Autism is a pervasive neurodevelopmental disorder. At present there are no defined mechanisms of pathogenesis and therapy is mostly limited to behavioral interventions. Stem cell transplantation may offer a unique treatment strategy for autism due to immune and neural dysregulation observed in this disease. This non-randomized, open-label, single center phase I/II trial investigated the safety and efficacy of combined transplantation of human cord blood mononuclear cells (CBMNCs) and umbilical cord-derived mesenchymal stem cells (UCMSCs) in treating children with autism.

Methods

37 subjects diagnosed with autism were enrolled into this study and divided into three groups: CBMNC group (14 subjects, received CBMNC transplantation and rehabilitation therapy), Combination group (9 subjects, received both CBMNC and UCMSC transplantation and rehabilitation therapy), and Control group (14 subjects, received only rehabilitation therapy). Transplantations included four stem cell infusions through intravenous and intrathecal injections once a week. Treatment safety was evaluated with laboratory examinations and clinical assessment of adverse effects. The Childhood Autism Rating Scale (CARS), Clinical Global Impression (CGI) scale and Aberrant Behavior Checklist (ABC) were adopted to assess the therapeutic efficacy at baseline (pre-treatment) and following treatment.

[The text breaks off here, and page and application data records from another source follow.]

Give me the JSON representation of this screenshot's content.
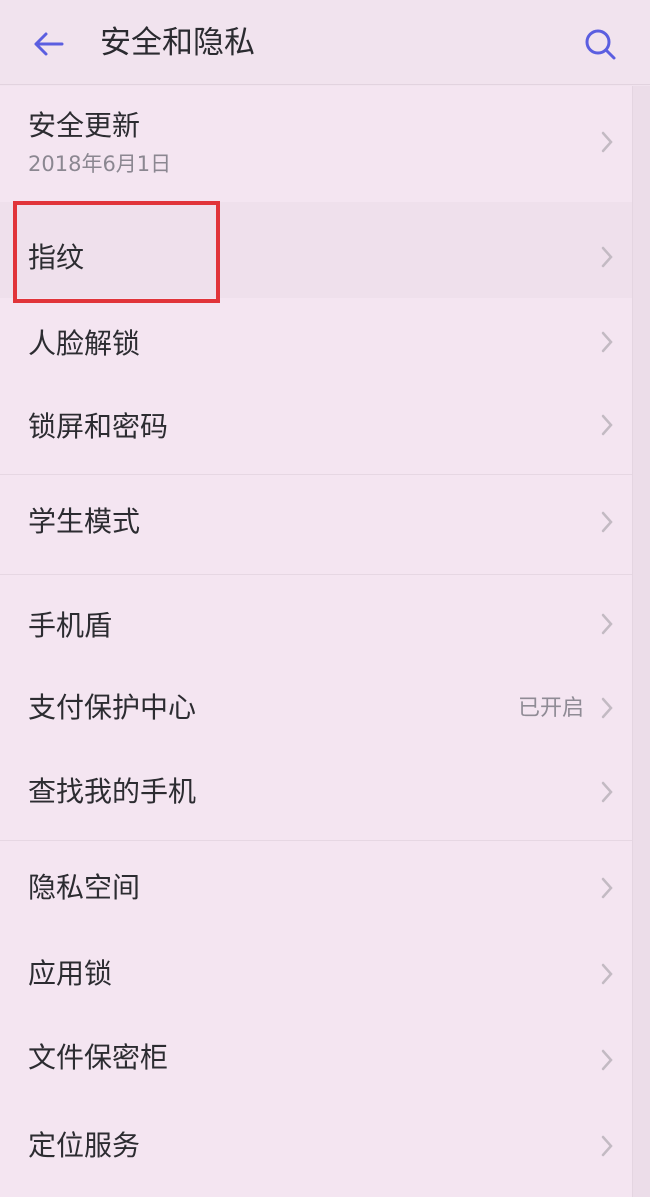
{
  "header": {
    "title": "安全和隐私",
    "back_icon": "back-arrow-icon",
    "search_icon": "search-icon",
    "accent": "#5b5ee0"
  },
  "items": [
    {
      "label": "安全更新",
      "sub": "2018年6月1日"
    },
    {
      "label": "指纹"
    },
    {
      "label": "人脸解锁"
    },
    {
      "label": "锁屏和密码"
    },
    {
      "label": "学生模式"
    },
    {
      "label": "手机盾"
    },
    {
      "label": "支付保护中心",
      "value": "已开启"
    },
    {
      "label": "查找我的手机"
    },
    {
      "label": "隐私空间"
    },
    {
      "label": "应用锁"
    },
    {
      "label": "文件保密柜"
    },
    {
      "label": "定位服务"
    }
  ],
  "highlight_color": "#e1343a"
}
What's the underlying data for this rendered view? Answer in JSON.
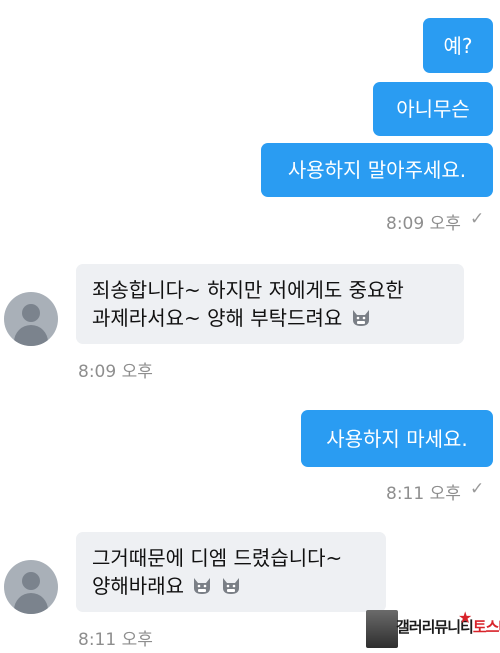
{
  "messages": {
    "out1": "예?",
    "out2": "아니무슨",
    "out3": "사용하지 말아주세요.",
    "time1": "8:09 오후",
    "in1_line1": "죄송합니다~ 하지만 저에게도 중요한",
    "in1_line2": "과제라서요~ 양해 부탁드려요",
    "time2": "8:09 오후",
    "out4": "사용하지 마세요.",
    "time3": "8:11 오후",
    "in2_line1": "그거때문에 디엠 드렸습니다~",
    "in2_line2": "양해바래요",
    "time4": "8:11 오후"
  },
  "icons": {
    "read_check": "✓",
    "emoji": "grinning-cat-face"
  },
  "watermark": {
    "brand_black": "갤러리뮤니티",
    "brand_red": "토스타"
  },
  "colors": {
    "outgoing_bubble": "#2a9cf2",
    "incoming_bubble": "#eef0f3",
    "timestamp": "#8e8e8e"
  }
}
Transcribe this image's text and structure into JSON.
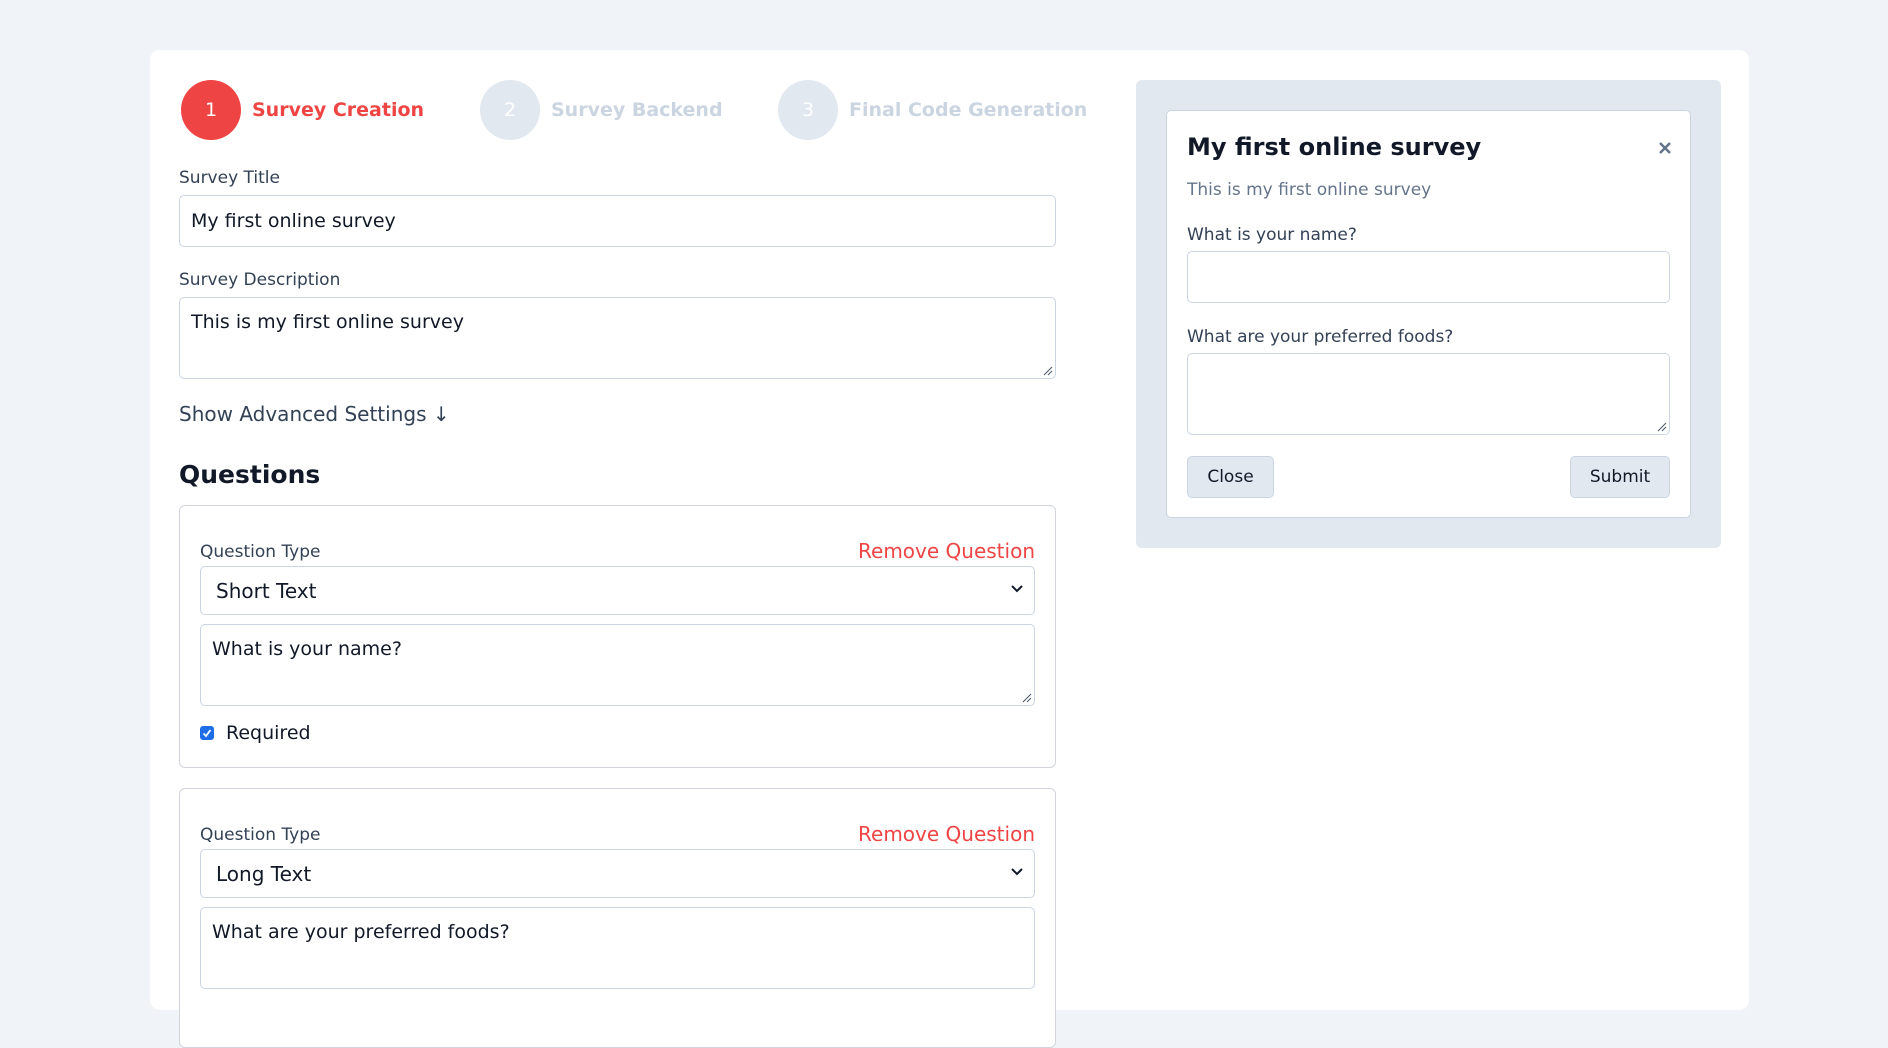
{
  "stepper": [
    {
      "number": "1",
      "label": "Survey Creation",
      "state": "active"
    },
    {
      "number": "2",
      "label": "Survey Backend",
      "state": "inactive"
    },
    {
      "number": "3",
      "label": "Final Code Generation",
      "state": "inactive"
    }
  ],
  "form": {
    "title_label": "Survey Title",
    "title_value": "My first online survey",
    "description_label": "Survey Description",
    "description_value": "This is my first online survey",
    "advanced_link": "Show Advanced Settings ↓"
  },
  "questions_heading": "Questions",
  "questions": [
    {
      "type_label": "Question Type",
      "remove_label": "Remove Question",
      "type_value": "Short Text",
      "text": "What is your name?",
      "required_label": "Required",
      "required": true
    },
    {
      "type_label": "Question Type",
      "remove_label": "Remove Question",
      "type_value": "Long Text",
      "text": "What are your preferred foods?"
    }
  ],
  "preview": {
    "title": "My first online survey",
    "description": "This is my first online survey",
    "question_1_label": "What is your name?",
    "question_2_label": "What are your preferred foods?",
    "close_button": "Close",
    "submit_button": "Submit"
  },
  "colors": {
    "accent": "#ef4444",
    "inactive_step": "#e2e8f0",
    "checkbox": "#1d6ee6",
    "page_bg": "#f0f3f8"
  },
  "icons": [
    "chevron-down-icon",
    "close-icon",
    "resize-handle-icon",
    "checkmark-icon"
  ]
}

Results

There were no significant safety issues related to the treatment and no observed severe adverse effects. Statistically significant differences were shown on CARS, ABC scores and CGI evaluation in the two treatment groups compared to the control at 24 weeks post-treatment (p < 0.05).

Conclusions

Transplantation of CBMNCs demonstrated efficacy compared to the control group; however, the combination of CBMNCs and UCMSCs showed larger therapeutic effects than the CBMNC transplantation alone. There were no safety issues noted during infusion and the whole monitoring period.

Trial registration

ClinicalTrials.gov: NCT01343511, Title “Safety and Efficacy of Stem Cell Therapy in Patients with Autism”.

Keywords:
Autism; Cord blood mononuclear cell; Umbilical cord-derived mesenchymal stem cell; Cell transplantation